- **What to do**:
Go line by line through the entries and show those that hold the string "title".

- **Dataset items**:
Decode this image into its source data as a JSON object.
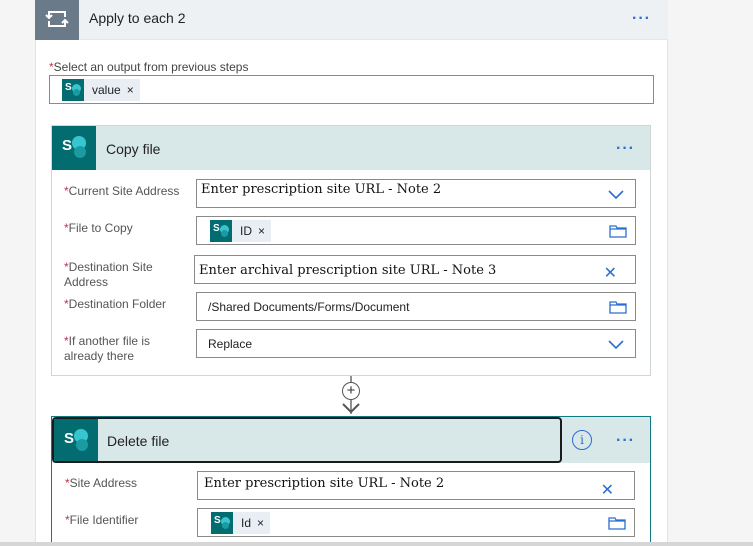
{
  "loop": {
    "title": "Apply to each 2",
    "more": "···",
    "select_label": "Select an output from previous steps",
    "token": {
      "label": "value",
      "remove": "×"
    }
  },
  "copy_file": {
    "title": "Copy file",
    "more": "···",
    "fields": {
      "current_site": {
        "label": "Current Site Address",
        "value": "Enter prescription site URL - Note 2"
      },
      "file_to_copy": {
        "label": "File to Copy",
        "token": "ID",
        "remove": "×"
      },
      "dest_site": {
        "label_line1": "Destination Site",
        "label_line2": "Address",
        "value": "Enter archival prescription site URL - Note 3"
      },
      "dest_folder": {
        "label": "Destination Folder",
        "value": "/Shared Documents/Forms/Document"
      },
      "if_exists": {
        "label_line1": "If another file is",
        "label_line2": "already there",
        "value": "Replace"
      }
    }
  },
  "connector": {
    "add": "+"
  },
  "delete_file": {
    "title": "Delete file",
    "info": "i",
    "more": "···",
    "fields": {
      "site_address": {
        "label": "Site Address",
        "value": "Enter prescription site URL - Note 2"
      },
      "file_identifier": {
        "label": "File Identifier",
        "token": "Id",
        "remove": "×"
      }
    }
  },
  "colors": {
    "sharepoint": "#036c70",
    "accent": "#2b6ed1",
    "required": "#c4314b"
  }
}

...

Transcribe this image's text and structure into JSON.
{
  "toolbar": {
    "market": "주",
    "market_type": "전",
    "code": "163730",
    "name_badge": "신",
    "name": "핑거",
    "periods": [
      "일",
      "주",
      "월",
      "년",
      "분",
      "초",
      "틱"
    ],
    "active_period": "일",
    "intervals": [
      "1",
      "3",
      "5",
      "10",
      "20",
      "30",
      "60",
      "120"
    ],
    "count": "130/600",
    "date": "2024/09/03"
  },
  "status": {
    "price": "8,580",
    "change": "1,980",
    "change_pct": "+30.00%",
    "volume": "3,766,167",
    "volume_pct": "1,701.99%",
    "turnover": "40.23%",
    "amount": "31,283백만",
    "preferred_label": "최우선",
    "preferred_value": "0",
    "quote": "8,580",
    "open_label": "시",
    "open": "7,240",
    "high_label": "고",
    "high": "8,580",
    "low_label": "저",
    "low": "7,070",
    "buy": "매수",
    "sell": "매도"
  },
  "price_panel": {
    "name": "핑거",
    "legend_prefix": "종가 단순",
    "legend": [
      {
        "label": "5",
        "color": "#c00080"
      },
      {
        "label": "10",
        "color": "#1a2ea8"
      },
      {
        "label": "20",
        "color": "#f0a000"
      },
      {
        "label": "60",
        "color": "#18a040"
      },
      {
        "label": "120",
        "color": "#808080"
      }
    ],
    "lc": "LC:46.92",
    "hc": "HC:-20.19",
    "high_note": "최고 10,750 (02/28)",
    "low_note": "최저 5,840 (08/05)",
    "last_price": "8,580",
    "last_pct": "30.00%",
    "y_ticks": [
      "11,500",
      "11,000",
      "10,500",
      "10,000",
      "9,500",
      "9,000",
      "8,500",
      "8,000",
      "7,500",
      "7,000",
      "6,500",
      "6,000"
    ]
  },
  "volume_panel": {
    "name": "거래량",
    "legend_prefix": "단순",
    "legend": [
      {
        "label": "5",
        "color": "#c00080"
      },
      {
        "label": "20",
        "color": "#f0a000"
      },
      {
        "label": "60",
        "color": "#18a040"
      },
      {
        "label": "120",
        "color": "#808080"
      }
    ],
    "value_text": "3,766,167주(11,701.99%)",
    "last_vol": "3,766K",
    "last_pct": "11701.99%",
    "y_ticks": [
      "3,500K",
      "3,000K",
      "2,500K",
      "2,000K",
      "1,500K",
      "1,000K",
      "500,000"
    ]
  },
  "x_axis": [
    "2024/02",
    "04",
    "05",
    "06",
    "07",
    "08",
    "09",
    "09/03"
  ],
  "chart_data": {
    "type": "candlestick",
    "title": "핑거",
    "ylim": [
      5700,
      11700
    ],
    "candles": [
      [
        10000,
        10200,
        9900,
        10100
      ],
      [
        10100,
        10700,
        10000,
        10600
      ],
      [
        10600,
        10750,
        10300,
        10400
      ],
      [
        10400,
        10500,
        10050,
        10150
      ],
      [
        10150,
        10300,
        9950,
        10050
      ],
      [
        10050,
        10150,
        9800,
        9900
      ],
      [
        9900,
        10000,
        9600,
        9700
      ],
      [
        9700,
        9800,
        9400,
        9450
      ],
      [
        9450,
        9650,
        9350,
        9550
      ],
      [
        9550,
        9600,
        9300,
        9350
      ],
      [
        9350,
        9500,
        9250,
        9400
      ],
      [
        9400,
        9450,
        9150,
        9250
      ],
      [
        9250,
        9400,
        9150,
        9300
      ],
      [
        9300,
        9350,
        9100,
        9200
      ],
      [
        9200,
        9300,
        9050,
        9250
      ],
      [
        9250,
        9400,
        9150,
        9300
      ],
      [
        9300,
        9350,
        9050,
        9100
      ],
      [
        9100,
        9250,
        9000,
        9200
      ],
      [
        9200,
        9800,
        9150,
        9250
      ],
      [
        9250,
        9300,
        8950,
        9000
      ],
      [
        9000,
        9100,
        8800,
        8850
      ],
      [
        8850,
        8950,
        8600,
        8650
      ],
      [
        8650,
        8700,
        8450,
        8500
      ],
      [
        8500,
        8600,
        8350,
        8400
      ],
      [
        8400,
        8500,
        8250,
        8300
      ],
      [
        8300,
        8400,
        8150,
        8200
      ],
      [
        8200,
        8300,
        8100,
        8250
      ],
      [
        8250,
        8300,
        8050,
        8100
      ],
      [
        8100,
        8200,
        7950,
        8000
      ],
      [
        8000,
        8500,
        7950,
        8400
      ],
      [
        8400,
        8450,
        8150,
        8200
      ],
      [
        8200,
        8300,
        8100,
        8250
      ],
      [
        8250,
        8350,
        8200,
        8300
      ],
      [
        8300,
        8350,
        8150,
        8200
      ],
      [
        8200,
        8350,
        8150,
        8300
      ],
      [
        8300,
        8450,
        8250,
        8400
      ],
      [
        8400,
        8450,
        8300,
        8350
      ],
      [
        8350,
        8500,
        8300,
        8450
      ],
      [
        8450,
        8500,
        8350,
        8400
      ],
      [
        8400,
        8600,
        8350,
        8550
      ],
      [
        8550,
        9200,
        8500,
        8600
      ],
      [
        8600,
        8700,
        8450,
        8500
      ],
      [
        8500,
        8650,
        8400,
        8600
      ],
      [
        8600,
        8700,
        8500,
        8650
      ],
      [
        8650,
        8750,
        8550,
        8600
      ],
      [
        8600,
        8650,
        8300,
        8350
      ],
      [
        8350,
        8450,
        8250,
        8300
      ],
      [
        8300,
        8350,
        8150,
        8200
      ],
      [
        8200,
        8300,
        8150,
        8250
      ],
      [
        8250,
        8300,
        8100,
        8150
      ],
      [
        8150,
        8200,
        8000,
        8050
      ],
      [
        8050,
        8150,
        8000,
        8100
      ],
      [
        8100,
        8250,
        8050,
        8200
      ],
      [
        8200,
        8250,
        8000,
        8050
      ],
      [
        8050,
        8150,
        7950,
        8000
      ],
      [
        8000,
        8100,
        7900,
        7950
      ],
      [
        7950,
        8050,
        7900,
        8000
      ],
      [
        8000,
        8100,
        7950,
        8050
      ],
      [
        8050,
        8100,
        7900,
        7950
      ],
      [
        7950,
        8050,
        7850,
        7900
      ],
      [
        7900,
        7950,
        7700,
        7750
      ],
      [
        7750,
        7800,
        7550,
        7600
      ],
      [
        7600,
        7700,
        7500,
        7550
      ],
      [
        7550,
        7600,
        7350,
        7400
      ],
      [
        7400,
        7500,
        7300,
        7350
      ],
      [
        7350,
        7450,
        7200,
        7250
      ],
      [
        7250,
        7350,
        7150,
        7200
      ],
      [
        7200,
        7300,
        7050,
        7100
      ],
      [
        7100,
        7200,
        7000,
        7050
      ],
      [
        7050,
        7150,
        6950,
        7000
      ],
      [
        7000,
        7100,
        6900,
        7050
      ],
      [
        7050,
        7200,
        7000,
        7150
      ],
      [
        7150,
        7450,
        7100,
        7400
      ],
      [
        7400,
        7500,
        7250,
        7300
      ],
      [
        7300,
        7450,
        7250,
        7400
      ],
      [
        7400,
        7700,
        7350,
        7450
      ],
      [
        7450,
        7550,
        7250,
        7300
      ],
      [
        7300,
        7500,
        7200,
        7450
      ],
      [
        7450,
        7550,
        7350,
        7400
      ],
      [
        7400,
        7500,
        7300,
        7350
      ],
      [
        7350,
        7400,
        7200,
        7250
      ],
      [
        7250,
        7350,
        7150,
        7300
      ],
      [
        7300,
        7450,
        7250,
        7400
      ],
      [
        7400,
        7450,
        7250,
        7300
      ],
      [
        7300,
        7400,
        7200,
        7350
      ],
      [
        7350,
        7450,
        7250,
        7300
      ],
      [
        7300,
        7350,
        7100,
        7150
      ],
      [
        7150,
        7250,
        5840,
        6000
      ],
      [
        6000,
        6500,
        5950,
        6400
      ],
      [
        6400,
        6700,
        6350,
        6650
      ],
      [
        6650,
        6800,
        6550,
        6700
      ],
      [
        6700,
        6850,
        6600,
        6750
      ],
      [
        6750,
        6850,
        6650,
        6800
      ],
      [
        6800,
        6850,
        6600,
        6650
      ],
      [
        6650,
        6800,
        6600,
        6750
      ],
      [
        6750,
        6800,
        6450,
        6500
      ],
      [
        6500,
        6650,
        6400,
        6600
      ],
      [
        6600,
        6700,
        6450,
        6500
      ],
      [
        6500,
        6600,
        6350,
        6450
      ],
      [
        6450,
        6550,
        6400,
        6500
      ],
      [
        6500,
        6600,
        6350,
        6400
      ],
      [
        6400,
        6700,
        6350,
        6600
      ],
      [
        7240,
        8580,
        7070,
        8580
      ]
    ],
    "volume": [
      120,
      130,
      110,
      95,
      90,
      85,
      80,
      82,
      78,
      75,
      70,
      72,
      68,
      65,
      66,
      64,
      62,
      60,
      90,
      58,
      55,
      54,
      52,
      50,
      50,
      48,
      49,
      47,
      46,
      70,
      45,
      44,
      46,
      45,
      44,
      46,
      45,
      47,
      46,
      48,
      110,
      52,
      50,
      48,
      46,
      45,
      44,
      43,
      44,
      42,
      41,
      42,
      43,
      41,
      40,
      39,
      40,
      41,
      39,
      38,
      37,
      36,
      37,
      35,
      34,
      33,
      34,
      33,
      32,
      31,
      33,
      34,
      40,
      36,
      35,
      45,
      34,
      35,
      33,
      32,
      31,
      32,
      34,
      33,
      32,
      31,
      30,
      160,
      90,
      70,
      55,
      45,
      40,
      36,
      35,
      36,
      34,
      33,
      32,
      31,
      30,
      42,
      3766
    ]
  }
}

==

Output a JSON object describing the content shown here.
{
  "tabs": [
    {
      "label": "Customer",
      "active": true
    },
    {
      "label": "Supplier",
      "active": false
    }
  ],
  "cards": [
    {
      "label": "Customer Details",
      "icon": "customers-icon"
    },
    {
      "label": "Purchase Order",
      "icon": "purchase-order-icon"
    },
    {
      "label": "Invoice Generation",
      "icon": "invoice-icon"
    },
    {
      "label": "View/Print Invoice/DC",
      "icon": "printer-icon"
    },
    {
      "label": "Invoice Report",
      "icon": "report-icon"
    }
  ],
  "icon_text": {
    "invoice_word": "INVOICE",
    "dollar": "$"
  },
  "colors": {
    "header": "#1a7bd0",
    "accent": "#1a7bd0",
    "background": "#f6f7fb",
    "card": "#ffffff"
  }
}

- **Solved exercise**:
    "title": "Apply to each 2",
    "title": "Copy file",
    "title": "Delete file",
    "title": "핑거",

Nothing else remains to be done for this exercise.